Canon Develops Terahertz Device with Highest Output

Canon Inc. develops a terahertz device featuring compact size and highest output1. The device’s high output and high directivity2 were achieved through Canon’s semiconductor device design and manufacturing technology. In the years to come, terahertz technology is expected to be widely used in such fields, as next-generation sensing and data transmission.

Canon’s newly developed terahertz device

Terahertz Potential Use in 6G

Terahertz waves are a type of electromagnetic wave that possess a wavelength between that of radio waves and light while possessing characteristics of both. Compared with widely used X-rays, they are ideal for scanning underneath the surface of objects without causing harm to the human body. Thanks to such characteristics, the use of this technology is expected in locations that experience heavy pedestrian traffic, such as entrances to amusement parks and event spaces. This makes possible security countermeasures with high throughput that do not disrupt the flow of pedestrian traffic.

Moreover, experimentation towards the use of terahertz waves in next-generation 6G signal transmission is ongoing. Thus, there is potential for its use in high-speed, high-volume data transmission.

Conceptual visual of terahertz waves used in security applications

Resonant-Tunneling Diodes

The new device developed by Canon produces output stronger than terahertz waves and more easily directed. Thus, it contributes to technological innovation and product development in a wide range of fields. Also, it will assist in the development of industries and societies that utilize terahertz wave technology.

Specifically, devices that generate terahertz waves require a high electrical output, and therefore large-sized components. This is one of the most pressing issues for terahertz technology. However, the newly developed semiconductor device employs Resonant-Tunneling Diodes (RTD)3, which is characterized by the emission of terahertz waves from an “active antenna,” i.e., an antenna integrated with a semiconductor device. Thus, frequency multipliers4 and other such components utilized in conventional devices are no longer needed, allowing for a device size approximately 1000x smaller5.

Thus far, creating compact devices that utilize RTDs results in lower output. However, Canon has successfully developed an active antenna array. It contains 36 active antennas on a single semiconductor chip and is able to combine the output of all antennas, thereby making possible the highest output of approximately 10x6.

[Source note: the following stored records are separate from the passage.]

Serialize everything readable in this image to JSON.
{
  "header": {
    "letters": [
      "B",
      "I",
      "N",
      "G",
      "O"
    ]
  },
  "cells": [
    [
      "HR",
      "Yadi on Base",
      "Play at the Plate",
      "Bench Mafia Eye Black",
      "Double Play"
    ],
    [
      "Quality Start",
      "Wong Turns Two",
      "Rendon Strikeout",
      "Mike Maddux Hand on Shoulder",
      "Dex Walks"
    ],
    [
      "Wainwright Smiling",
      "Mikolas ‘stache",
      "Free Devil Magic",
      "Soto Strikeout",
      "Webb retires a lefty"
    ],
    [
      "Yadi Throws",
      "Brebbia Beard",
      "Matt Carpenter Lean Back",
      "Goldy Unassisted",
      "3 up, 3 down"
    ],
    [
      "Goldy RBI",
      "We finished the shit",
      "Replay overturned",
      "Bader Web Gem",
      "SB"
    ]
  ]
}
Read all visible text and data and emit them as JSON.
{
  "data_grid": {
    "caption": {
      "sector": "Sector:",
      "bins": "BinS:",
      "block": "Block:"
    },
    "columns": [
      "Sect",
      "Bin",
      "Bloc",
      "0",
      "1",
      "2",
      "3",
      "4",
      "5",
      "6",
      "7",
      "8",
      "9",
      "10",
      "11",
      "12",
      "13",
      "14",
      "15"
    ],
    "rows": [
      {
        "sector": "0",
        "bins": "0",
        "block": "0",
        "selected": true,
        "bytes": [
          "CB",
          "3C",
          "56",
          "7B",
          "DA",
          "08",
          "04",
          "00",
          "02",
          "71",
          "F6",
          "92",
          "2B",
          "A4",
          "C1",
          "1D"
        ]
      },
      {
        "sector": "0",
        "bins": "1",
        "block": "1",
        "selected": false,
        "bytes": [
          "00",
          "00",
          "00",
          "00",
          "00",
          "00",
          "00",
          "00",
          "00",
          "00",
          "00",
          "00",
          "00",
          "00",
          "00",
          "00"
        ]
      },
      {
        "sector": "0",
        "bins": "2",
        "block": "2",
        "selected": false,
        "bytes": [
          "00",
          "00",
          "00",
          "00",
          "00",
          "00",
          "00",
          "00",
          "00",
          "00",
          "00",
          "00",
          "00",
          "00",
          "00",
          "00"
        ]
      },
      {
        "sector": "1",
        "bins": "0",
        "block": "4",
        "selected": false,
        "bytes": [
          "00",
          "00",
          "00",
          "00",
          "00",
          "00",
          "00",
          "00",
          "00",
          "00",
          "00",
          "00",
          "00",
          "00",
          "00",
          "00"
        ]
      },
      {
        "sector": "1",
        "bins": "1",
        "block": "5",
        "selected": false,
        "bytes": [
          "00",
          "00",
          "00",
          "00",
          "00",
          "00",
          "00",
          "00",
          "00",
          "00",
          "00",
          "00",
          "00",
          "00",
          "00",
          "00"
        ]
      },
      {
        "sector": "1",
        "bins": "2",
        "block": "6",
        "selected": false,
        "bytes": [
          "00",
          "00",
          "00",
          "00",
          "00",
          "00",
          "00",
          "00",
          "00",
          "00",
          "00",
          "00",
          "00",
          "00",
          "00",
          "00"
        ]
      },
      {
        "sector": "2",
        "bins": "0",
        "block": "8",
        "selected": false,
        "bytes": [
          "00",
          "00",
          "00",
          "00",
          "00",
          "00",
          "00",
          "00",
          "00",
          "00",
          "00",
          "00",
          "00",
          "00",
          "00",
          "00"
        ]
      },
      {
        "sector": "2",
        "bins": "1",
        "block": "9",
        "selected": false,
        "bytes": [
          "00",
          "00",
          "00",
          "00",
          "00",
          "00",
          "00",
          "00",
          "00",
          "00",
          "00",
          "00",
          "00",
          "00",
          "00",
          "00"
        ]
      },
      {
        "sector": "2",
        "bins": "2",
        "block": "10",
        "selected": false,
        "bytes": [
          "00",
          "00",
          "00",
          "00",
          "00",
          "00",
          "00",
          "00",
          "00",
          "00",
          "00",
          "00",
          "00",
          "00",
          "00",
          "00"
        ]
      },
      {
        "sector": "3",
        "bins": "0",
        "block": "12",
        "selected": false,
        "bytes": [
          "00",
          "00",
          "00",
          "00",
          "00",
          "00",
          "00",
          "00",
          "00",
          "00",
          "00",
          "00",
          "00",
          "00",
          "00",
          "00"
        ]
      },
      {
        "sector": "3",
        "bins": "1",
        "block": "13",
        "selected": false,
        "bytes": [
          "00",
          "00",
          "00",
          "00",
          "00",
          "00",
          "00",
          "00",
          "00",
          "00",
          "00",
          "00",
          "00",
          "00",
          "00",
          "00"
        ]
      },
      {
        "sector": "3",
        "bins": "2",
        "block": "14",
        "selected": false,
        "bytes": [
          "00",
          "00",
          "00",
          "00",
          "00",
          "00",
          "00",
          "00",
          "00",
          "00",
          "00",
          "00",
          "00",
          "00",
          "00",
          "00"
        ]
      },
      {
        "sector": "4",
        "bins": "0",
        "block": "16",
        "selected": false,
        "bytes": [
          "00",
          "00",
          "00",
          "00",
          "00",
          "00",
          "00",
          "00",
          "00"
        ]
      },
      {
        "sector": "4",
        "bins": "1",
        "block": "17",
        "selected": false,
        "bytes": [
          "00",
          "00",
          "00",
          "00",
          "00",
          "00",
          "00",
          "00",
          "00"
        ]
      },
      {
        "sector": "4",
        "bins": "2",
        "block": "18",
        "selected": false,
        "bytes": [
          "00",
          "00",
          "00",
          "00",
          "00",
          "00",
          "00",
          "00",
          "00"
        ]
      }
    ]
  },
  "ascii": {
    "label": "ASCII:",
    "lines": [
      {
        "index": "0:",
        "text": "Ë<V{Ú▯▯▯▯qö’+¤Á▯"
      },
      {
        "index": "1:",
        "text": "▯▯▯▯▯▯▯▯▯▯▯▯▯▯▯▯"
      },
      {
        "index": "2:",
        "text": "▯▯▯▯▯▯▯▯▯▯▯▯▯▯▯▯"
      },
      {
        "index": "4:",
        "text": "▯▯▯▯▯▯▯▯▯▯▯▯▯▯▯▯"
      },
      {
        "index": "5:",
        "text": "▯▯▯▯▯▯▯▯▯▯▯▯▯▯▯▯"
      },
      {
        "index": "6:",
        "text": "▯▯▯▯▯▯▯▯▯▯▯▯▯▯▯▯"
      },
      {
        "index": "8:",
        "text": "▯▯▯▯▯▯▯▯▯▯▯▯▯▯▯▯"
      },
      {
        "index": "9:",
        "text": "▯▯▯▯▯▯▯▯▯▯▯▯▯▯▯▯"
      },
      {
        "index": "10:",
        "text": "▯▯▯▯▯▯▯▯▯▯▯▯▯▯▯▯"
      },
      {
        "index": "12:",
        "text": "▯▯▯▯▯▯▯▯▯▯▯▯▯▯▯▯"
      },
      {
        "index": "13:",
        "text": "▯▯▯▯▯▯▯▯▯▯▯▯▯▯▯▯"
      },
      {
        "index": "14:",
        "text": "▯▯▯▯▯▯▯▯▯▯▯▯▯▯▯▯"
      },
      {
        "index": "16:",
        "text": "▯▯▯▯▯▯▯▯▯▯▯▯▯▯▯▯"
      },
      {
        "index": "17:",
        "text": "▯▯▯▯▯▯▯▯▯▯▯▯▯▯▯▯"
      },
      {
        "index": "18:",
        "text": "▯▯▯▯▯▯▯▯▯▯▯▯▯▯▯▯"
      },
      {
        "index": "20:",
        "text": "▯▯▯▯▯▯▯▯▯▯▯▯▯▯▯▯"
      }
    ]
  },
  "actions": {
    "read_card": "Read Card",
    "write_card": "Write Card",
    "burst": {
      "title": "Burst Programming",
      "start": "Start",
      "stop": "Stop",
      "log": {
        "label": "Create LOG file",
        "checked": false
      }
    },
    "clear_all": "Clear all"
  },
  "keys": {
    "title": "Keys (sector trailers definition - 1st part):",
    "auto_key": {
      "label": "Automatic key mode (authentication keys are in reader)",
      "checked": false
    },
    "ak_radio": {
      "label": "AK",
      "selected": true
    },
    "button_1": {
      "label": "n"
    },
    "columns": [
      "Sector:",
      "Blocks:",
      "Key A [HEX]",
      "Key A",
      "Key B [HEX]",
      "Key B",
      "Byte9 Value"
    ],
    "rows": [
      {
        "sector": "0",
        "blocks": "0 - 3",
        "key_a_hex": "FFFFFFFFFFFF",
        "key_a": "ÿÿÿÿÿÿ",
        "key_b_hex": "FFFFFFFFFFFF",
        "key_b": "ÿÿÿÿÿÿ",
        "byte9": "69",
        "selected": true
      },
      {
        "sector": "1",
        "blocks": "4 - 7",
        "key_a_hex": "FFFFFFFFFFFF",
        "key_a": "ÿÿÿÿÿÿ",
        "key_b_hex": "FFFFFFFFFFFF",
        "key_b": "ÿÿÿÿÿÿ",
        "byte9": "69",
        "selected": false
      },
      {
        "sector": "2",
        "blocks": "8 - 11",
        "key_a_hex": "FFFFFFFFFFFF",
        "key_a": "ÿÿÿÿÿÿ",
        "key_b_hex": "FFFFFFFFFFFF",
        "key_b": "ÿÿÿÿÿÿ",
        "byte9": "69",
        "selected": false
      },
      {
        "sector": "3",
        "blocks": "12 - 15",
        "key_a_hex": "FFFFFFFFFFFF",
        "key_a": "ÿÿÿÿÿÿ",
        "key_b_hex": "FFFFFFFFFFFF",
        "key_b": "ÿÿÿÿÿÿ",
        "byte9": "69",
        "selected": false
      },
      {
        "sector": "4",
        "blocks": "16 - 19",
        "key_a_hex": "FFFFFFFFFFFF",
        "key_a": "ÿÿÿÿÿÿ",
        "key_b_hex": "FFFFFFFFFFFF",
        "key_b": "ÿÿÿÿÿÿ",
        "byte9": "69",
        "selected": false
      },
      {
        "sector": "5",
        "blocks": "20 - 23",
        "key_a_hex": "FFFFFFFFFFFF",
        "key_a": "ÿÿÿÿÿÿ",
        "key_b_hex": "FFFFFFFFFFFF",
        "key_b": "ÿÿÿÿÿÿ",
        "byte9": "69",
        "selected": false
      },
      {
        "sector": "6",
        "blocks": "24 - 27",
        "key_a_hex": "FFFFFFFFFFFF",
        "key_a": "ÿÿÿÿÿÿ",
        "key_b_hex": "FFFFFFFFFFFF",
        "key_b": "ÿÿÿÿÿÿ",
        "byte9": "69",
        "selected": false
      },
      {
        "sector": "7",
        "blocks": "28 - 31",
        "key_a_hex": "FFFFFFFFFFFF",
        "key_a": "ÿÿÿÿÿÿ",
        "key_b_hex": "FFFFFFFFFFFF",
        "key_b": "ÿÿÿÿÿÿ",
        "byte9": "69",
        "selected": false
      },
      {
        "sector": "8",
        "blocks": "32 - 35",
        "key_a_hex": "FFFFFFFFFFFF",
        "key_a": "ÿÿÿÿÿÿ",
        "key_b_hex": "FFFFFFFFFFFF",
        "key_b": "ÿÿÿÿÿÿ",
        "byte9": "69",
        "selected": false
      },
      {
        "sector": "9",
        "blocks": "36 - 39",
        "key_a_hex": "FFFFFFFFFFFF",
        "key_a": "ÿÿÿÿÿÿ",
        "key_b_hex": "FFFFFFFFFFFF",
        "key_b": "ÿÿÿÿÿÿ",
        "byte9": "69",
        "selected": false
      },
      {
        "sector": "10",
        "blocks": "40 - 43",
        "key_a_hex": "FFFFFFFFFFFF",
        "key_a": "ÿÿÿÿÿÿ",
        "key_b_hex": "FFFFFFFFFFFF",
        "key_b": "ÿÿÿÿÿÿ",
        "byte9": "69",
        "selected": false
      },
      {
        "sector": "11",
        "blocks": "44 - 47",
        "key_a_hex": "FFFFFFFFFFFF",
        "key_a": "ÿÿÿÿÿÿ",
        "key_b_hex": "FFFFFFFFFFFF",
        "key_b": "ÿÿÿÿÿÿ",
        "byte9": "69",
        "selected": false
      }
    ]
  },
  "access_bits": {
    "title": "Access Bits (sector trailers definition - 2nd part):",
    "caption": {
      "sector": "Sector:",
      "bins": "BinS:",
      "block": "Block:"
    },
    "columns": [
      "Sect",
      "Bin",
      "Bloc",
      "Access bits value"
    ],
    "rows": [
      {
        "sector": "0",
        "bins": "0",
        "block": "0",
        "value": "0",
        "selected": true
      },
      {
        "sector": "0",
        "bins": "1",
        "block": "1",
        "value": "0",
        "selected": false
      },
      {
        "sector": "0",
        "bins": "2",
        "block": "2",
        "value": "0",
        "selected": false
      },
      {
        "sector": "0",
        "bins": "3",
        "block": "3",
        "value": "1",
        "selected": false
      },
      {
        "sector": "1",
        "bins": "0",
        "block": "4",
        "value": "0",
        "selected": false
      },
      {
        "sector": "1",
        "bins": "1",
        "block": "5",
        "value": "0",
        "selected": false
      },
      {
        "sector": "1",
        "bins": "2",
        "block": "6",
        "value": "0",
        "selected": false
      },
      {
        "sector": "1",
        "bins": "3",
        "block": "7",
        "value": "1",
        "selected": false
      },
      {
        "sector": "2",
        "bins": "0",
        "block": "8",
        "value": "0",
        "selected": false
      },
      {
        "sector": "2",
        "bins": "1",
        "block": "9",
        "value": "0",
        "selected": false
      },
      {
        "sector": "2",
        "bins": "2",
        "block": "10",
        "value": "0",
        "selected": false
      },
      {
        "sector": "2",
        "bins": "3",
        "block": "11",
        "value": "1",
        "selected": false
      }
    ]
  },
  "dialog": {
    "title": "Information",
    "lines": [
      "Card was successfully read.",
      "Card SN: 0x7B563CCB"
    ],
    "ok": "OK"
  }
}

Moreover, there is another challenge facing terahertz wave technology. Specifically, terahertz waves emitted by antennas of conventional devices tend to disperse, and thus cannot travel long distances. Canon’s proprietary design technology enabled the synchronization of all antennas in an antenna array. As a result, the company achieved high directivity, approximately 20x7 that of a conventional single-antenna device, without the need for lenses or other optical technology. This in turn makes possible long-range imaging and signal transmission using a more compact device.

1Among 450 GHz output semiconductor devices. As of December 28, 2022. Based on Canon research.

2Directivity refers to the way in which the strength of an emitted electromagnetic signal or light varies depending on the direction. High directivity means that energy can be concentrated in a single direction.

3A diode that utilizes the phenomenon of tunneling through electron resonance walls originating from nanoscale structures of semiconductor devices. This compact electron device is capable of directly generating terahertz waves at room temperature.

4A device that converts and outputs input signal frequency to integer multiples.

5Comparison of device volume between Canon device and conventional devices such as those using antennas or frequency multipliers and conversion lenses.

6Comparison between a conventional single-antenna semiconductor device (approx. 1mW) and new Canon device (approx. 11.8mW). Based on Canon research.

7Comparison of antenna gain between a conventional single-antenna semiconductor device (non-synchronized, no lens, approx. 10dB) and new Canon device (synchronized, approx. 24dB). Based on Canon research. Antenna gain is a key performance parameter, which indicates ability to accumulate and output signal strength depending on direction. A higher antenna gain means higher performance of the antenna. A difference of about 14dB in antenna gain corresponds to a difference of about 20 times in terms of strength.